• What the task asks
Report all lines below with the word "files".

Dataset items
━━━━━━━━━━

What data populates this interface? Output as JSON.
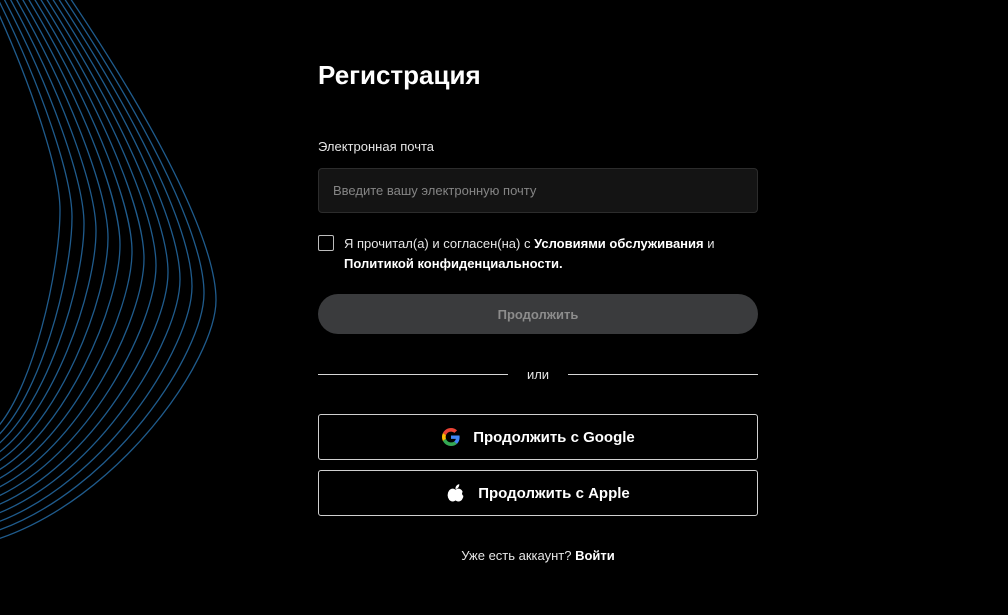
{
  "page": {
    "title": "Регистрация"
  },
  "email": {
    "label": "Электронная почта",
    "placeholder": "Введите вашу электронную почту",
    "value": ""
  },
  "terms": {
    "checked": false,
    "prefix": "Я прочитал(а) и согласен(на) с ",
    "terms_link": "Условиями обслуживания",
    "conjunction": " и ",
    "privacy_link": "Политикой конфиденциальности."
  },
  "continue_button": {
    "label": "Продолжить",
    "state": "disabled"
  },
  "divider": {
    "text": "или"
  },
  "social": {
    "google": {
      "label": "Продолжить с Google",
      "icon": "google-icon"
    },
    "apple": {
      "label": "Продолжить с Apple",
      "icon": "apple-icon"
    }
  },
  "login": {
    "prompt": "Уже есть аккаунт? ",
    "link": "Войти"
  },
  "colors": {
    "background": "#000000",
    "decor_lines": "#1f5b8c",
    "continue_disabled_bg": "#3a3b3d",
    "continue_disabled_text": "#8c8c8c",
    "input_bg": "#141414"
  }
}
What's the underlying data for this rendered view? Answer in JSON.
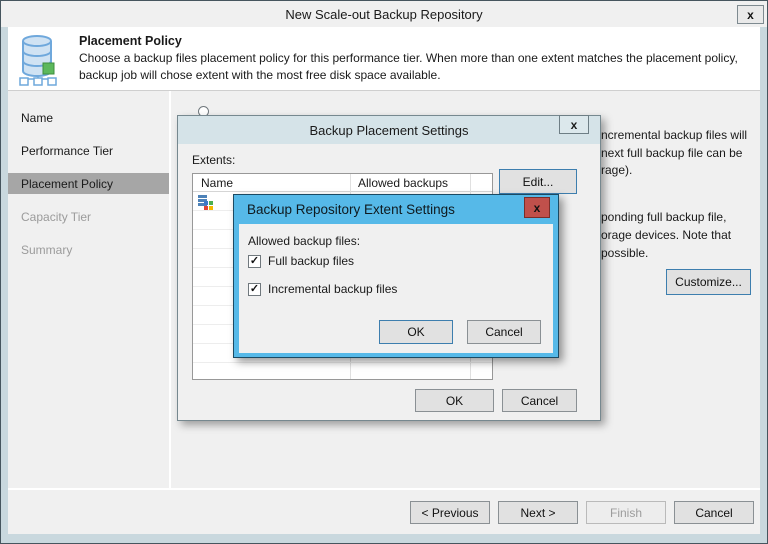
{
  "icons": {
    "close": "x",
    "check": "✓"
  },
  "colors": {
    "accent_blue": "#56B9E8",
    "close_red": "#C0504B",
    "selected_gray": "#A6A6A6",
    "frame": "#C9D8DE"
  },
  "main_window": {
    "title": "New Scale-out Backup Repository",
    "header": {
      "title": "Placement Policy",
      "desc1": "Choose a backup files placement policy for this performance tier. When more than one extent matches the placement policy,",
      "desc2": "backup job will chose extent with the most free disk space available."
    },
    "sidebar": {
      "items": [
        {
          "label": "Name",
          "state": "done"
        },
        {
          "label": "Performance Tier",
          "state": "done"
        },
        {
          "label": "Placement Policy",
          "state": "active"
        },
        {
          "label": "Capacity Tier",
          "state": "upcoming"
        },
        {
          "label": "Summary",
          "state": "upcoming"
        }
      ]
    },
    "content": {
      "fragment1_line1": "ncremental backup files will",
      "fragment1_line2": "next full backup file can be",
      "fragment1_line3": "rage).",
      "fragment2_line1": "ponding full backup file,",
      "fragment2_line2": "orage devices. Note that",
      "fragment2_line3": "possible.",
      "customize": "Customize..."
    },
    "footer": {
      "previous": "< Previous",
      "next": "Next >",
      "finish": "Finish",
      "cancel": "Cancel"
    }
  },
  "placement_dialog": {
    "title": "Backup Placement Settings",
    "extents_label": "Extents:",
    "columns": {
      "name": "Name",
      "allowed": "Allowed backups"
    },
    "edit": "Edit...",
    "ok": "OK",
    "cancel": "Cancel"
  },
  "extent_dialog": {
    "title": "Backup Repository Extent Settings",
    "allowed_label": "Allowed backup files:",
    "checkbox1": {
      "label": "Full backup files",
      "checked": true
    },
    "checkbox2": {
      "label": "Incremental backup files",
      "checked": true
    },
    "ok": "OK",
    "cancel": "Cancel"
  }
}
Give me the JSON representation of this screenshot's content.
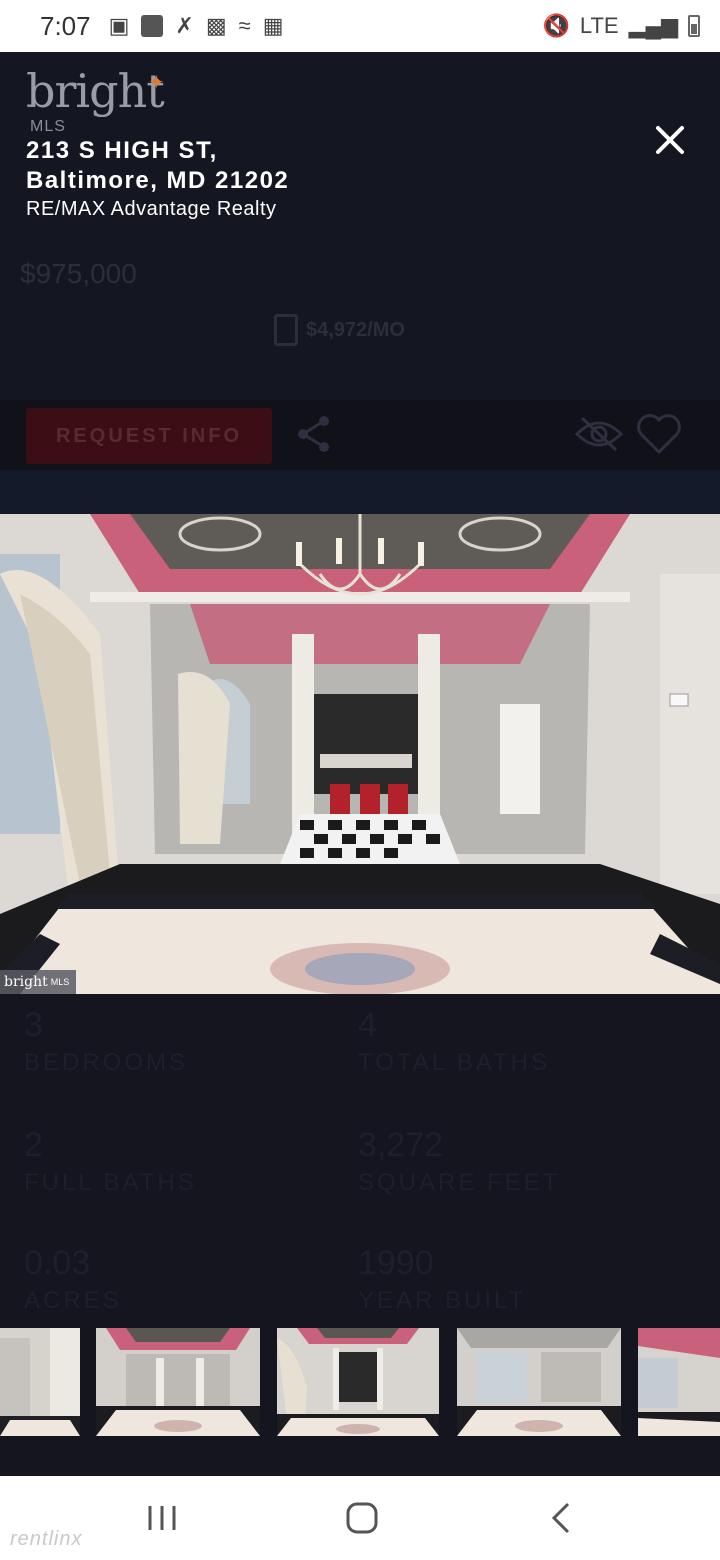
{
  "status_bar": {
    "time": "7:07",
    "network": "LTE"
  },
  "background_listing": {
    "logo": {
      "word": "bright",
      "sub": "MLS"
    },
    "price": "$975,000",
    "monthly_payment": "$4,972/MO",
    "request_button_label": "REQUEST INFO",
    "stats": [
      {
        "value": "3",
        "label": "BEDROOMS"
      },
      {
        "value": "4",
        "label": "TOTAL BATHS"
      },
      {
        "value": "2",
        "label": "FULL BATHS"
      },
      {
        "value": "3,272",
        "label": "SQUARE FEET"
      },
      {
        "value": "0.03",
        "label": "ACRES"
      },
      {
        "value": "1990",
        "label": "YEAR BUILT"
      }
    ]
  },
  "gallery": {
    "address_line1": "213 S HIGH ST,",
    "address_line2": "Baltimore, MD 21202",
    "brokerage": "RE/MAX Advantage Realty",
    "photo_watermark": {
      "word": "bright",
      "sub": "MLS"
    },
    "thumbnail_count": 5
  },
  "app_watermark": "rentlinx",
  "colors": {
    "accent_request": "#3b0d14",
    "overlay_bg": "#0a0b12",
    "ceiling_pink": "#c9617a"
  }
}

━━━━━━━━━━

• Answer area
      "desc1": "Choose a backup files placement policy for this performance tier. When more than one extent matches the placement policy,",
      "fragment1_line1": "ncremental backup files will",
    "allowed_label": "Allowed backup files:",
      "label": "Full backup files",
      "label": "Incremental backup files",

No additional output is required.